POLITICS
09/06/2019 14:28 EDT | Updated 09/06/2019 14:42 EDT

Liberals Allege Andrew Scheer Will Still Pursue Private School Tax Credit If Tories Form Government

The Conservative leader has said the party won’t pursue the policy “at this time.”

Chris Young/CP
Federal Conservative Leader Andrew Scheer addresses journalists during a news conference in Toronto on Aug. 29, 2019.

Federal Liberals are accusing Andrew Scheer of planning to give a tax break to parents who send children to private schools, even though the Conservative leader has said the policy won’t be in his election platform.

During the 2017 Conservative leadership race, Scheer proposed a tax deduction of up to $4,000 per child for parents who send their kids to independent schools, and a $1,000 credit for those who homeschool their children.

However, Scheer’s office told iPolitics this summer that Tories won’t pursue the policy “at this time,” putting the blame on Liberal deficits.

And it’s those three words — “at this time” — that Liberals have seized on to launch the broadside, playing out against the backdrop of a possible teachers’ strike in battleground Ontario.

Those three words were also used by Scheer in a Toronto Star editorial board meeting this week when he was questioned about the abandoned proposal.

Scheer: Not ‘part of legislative agenda at this time’

Asked to explain his thinking around the idea, Scheer noted that parents who send their children to independent schools still pay taxes to the public system, something he described as a “financial hardship.” He said public schools benefit by still getting revenue with “fewer students to spend it on.” 

Scheer also said parents who make “huge sacrifices” to put their kids in private institutions are “in some ways” making the public system stronger.
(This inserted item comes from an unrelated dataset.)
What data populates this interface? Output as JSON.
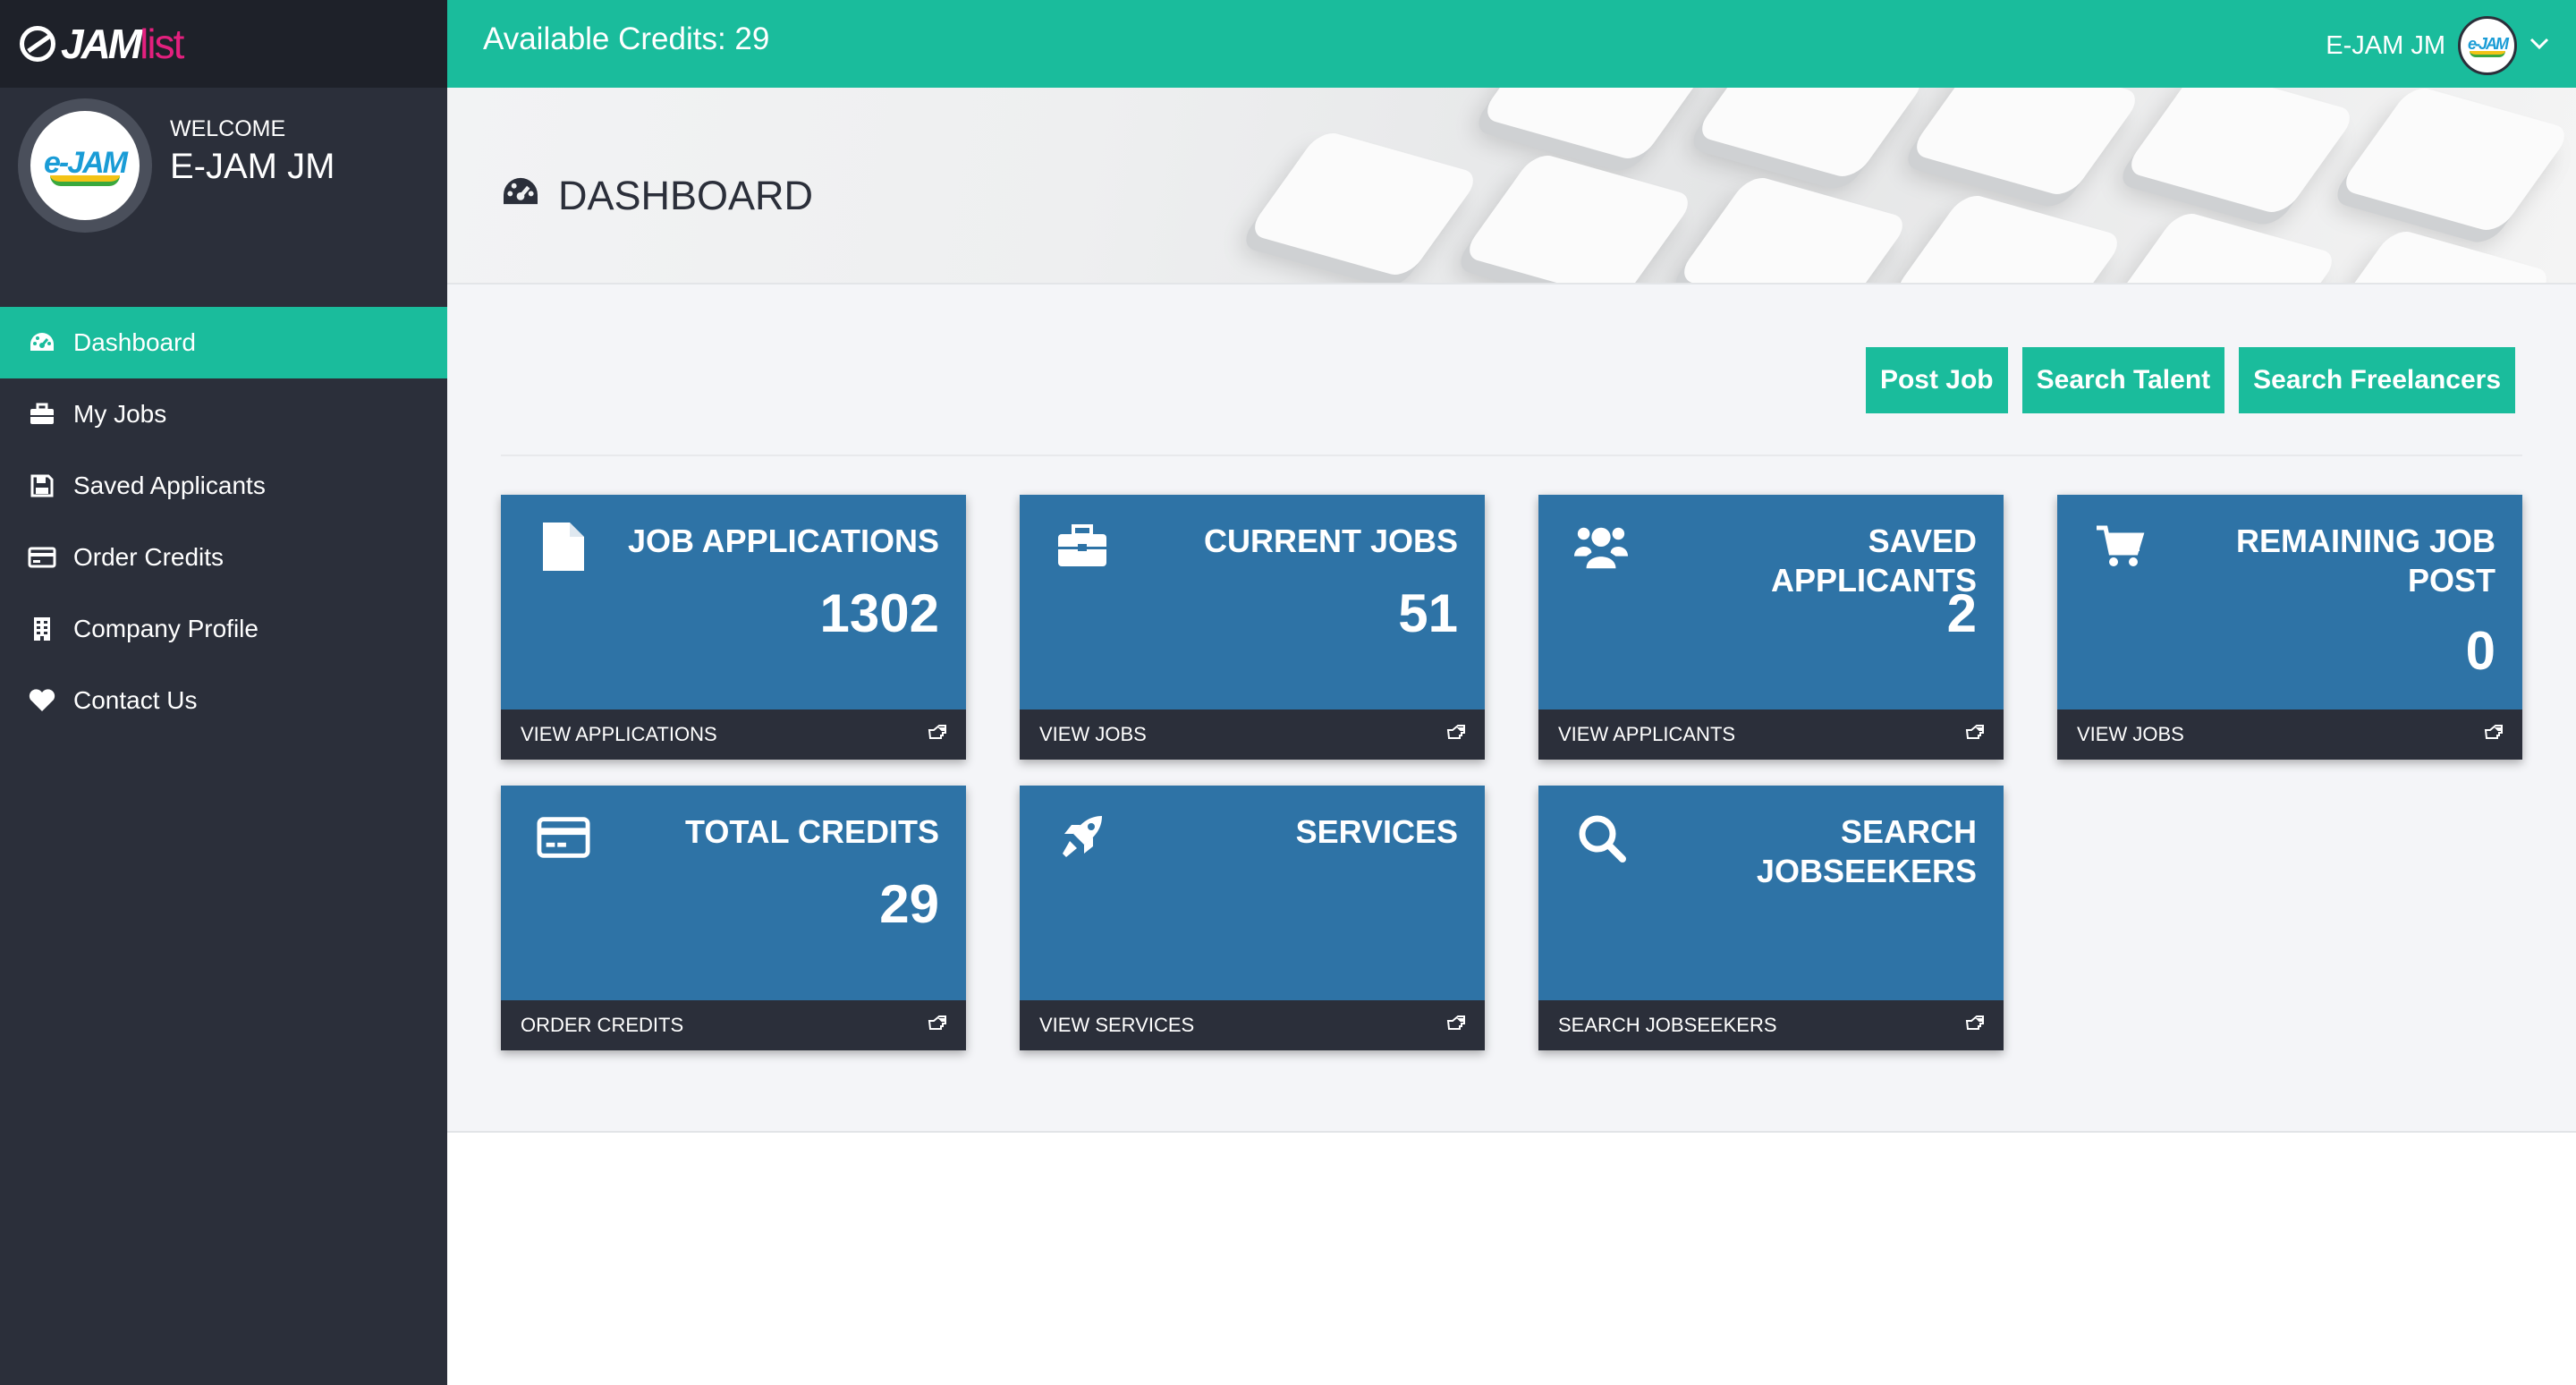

Yet the Tory leader said his party is focused on tax relief for Canadians that will be as “broad-based” as possible.

“Given the financial situation that we’re going to inherit, the fiscal mess that we’re going to take over from, we’ve decided not to pursue it at this time because there are some other tax-relief measures that we believe will impact a larger number of parents, a larger number of young families, be more universal in their application and help them with… other aspects of the costs of raising kids,” he said.

Asked if he would consider bringing the policy back into play later, Scheer said: “It won’t be part of our legislative agenda at this time and anything in the future… I’d be speculating to say right now.”

The exchange can be seen in the Toronto Star video below:

 

Employment Minister Patty Hajdu, who represents a Thunder Bay riding, accused Scheer of “doubling down” on the scrapped idea in a media release Friday.

“Public schools are at the core of Canada’s economy. Conservative politicians don’t understand that. That’s why Andrew Scheer would weaken Canada’s public education system with a reckless plan to fund private schools,” Hajdu said in the release. 

“Andrew Scheer goes on to say he won’t implement this policy at this time. But he still believes in it and is not being honest about when he’ll do it.”

Though some parents send their children to private institutions for faith-based reasons, Hajdu said such a credit would benefit wealthy families seeking “elite private schools.” 

“This policy pushes children away from public schools and towards private schools. That means fewer students in public schools, and when there are fewer students in the public system it becomes underfunded and public schools start to close,” said Hajdu.

Another senior Liberal from Ontario, Innovation Minister Navdeep Bains took to Twitter Tuesday to share a clip of Scheer discussing his earlier proposal. The clip is from the leadership race in 2017, iPolitics reports.

In the video, Scheer says there are many parents who put their children in a “specialized school” because of their faith or specific education needs.

“I firmly believe in the principle that parents are the first educators. It’s my right and obligation, my duty, to educate my children,” Scheer says in the clip. “And I put them in schools when I’m not able to do that myself….

“We have a public school system in Canada that is there for parents who, obviously, are not able — because they have to work or they don’t have the experience — so that’s there for them.”

Though education is a provincial responsibility, Bains wrote that federal Conservatives would “weaken public education with a reckless plan to fund private schools and homeschooling.” 

Watch: Federal Liberals see Ontario budget as blueprint for Scheer

 

Bains, who is running again in Mississauga and serves as a co-chair of the national Liberal campaign, did not mention in the clip that Scheer has since walked back the idea.

Environment Minister Catherine McKenna, an Ottawa MP, shared Bains’ tweet and drew a link to education cuts made by Ontario Premier Doug Ford. 

“Just like Doug Ford who is making hurtful cuts to education, Andrew Scheer’s plan is to weaken public schools while helping the wealthiest Canadians,” she wrote.

Ontario’s elementary and secondary school teachers could be in a legal position to strike in October, right in the thick of the federal campaign.